Moses replied, “When I have gone out of the city, I will spread out my hands in prayer to the Lord. The thunder will stop and there will be no more hail, so you may know that the earth is the Lord’s. 30 But I know that you and your officials still do not fear the Lord God.”

31 (The flax and barley were destroyed, since the barley had headed and the flax was in bloom. 32 The wheat and spelt, however, were not destroyed, because they ripen later.)

33 Then Moses left Pharaoh and went out of the city. He spread out his hands toward the Lord; the thunder and hail stopped, and the rain no longer poured down on the land.

What an example of power and authority in prayer. Prayer changes things – even in the natural world.

But Moses is also an illustration of the place of the prophetic in prayer. He stood ‘in the counsel of the Lord’, just as Elijah did, who was to appear many years later (James 5:17,18). They did not randomly pray for changes in the weather patterns. They wielded such influence in heaven (and on earth) because they were in tune with what God was doing, and was going to do. They operated with revelation knowledge, and this made them so effective. They had an understanding of what God wanted. Maybe this illustrates the principle of ‘pray until you pray’? Spend time with God until your spirit has insight into how God wants you to pray. For both Moses and Elijah, prayer was not a matter of ‘hit and hope’.

We also see in this section the ultimate purpose of prayer. It is that the Father’s Name should be hallowed (29b). What god does in answer to our prayers is for His glory.

What a text for these times:

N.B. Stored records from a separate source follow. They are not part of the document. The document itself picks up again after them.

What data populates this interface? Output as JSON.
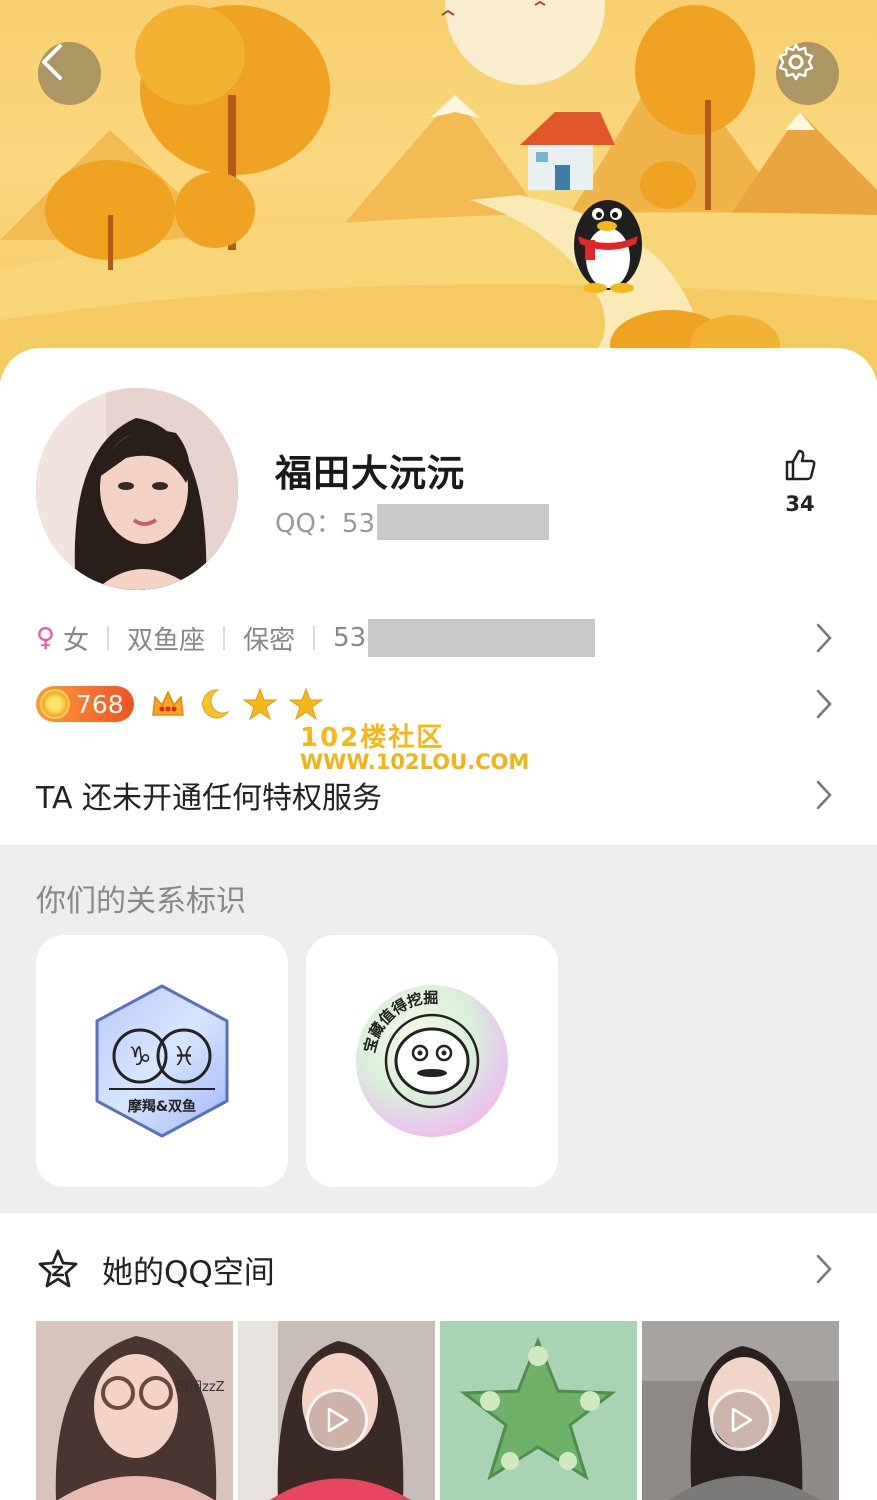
{
  "profile": {
    "nickname": "福田大沅沅",
    "qq_prefix": "QQ：53",
    "likes": "34"
  },
  "info": {
    "gender_symbol": "♀",
    "gender": "女",
    "zodiac": "双鱼座",
    "privacy": "保密",
    "extra_prefix": "53"
  },
  "level": {
    "coin_value": "768"
  },
  "privilege": {
    "text": "TA 还未开通任何特权服务"
  },
  "watermark": {
    "line1": "102楼社区",
    "line2": "WWW.102LOU.COM"
  },
  "relation": {
    "title": "你们的关系标识",
    "badge1_label": "摩羯&双鱼",
    "badge2_label": "宝藏值得挖掘"
  },
  "qzone": {
    "title": "她的QQ空间",
    "photos": [
      {
        "kind": "image",
        "caption": "困困zzZ"
      },
      {
        "kind": "video"
      },
      {
        "kind": "image"
      },
      {
        "kind": "video"
      }
    ]
  },
  "colors": {
    "banner_yellow": "#f7cf6e",
    "tree_orange": "#f0a320",
    "coin_orange": "#f0521f",
    "female_pink": "#e85aa5",
    "star_gold": "#f5b81a"
  }
}
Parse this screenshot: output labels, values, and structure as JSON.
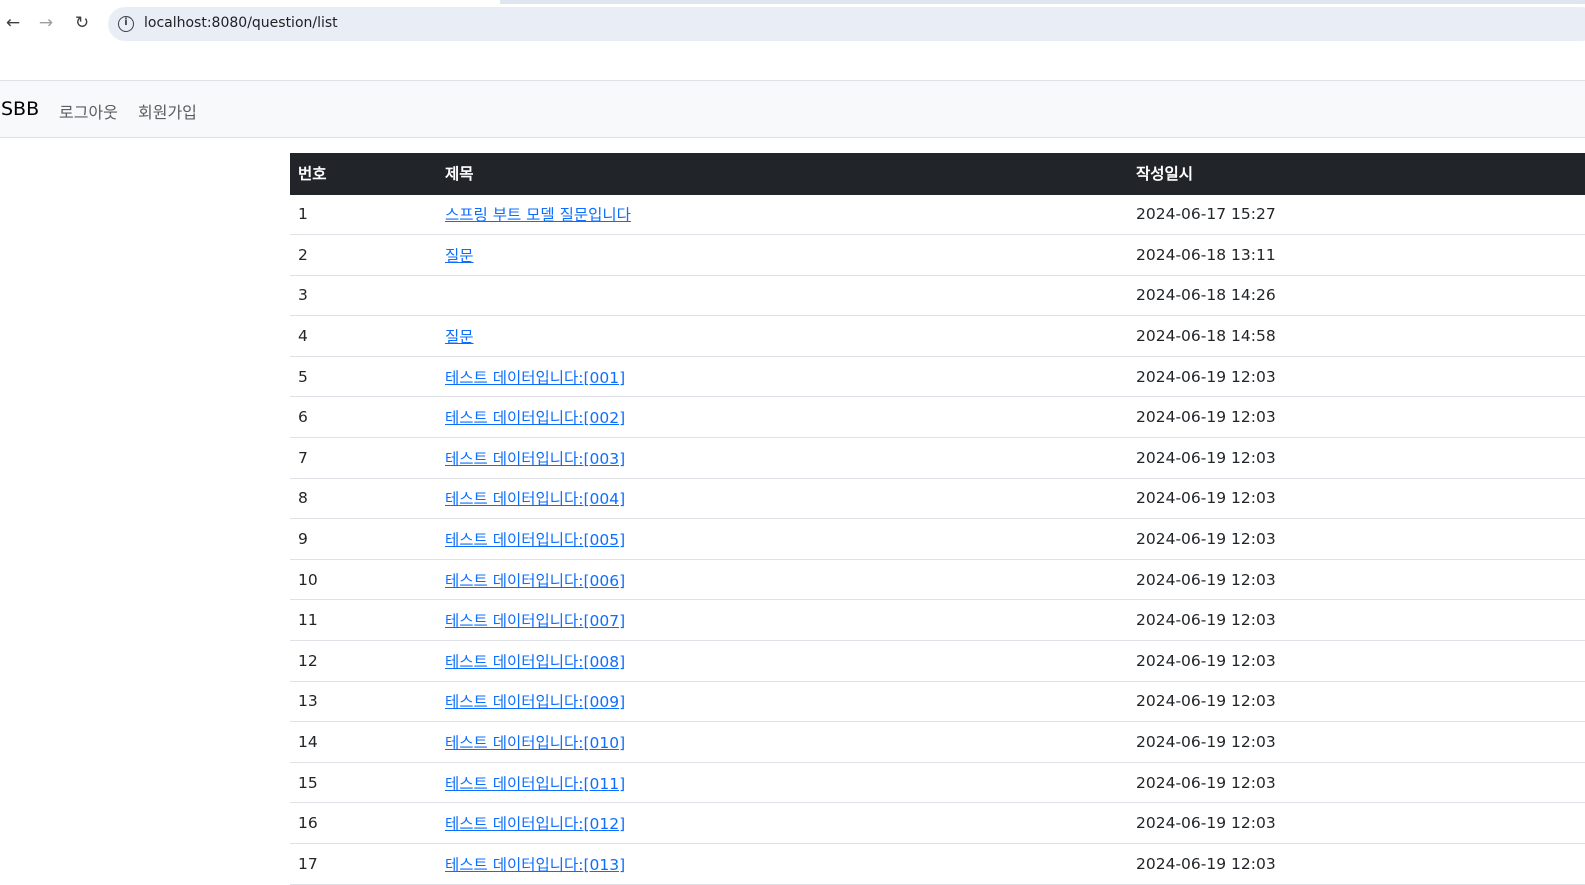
{
  "browser": {
    "url": "localhost:8080/question/list",
    "back_icon": "←",
    "forward_icon": "→",
    "reload_icon": "↻",
    "info_icon": "i"
  },
  "navbar": {
    "brand": "SBB",
    "links": [
      "로그아웃",
      "회원가입"
    ]
  },
  "table": {
    "headers": [
      "번호",
      "제목",
      "작성일시"
    ],
    "rows": [
      {
        "num": "1",
        "subject": "스프링 부트 모델 질문입니다",
        "date": "2024-06-17 15:27"
      },
      {
        "num": "2",
        "subject": "질문",
        "date": "2024-06-18 13:11"
      },
      {
        "num": "3",
        "subject": "",
        "date": "2024-06-18 14:26"
      },
      {
        "num": "4",
        "subject": "질문",
        "date": "2024-06-18 14:58"
      },
      {
        "num": "5",
        "subject": "테스트 데이터입니다:[001]",
        "date": "2024-06-19 12:03"
      },
      {
        "num": "6",
        "subject": "테스트 데이터입니다:[002]",
        "date": "2024-06-19 12:03"
      },
      {
        "num": "7",
        "subject": "테스트 데이터입니다:[003]",
        "date": "2024-06-19 12:03"
      },
      {
        "num": "8",
        "subject": "테스트 데이터입니다:[004]",
        "date": "2024-06-19 12:03"
      },
      {
        "num": "9",
        "subject": "테스트 데이터입니다:[005]",
        "date": "2024-06-19 12:03"
      },
      {
        "num": "10",
        "subject": "테스트 데이터입니다:[006]",
        "date": "2024-06-19 12:03"
      },
      {
        "num": "11",
        "subject": "테스트 데이터입니다:[007]",
        "date": "2024-06-19 12:03"
      },
      {
        "num": "12",
        "subject": "테스트 데이터입니다:[008]",
        "date": "2024-06-19 12:03"
      },
      {
        "num": "13",
        "subject": "테스트 데이터입니다:[009]",
        "date": "2024-06-19 12:03"
      },
      {
        "num": "14",
        "subject": "테스트 데이터입니다:[010]",
        "date": "2024-06-19 12:03"
      },
      {
        "num": "15",
        "subject": "테스트 데이터입니다:[011]",
        "date": "2024-06-19 12:03"
      },
      {
        "num": "16",
        "subject": "테스트 데이터입니다:[012]",
        "date": "2024-06-19 12:03"
      },
      {
        "num": "17",
        "subject": "테스트 데이터입니다:[013]",
        "date": "2024-06-19 12:03"
      }
    ]
  }
}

“…so you may know that the earth is the Lord’s.”

Sadly, we repeatedly treat it like it is ours and we have raped, rather than stewarded it. May God have mercy.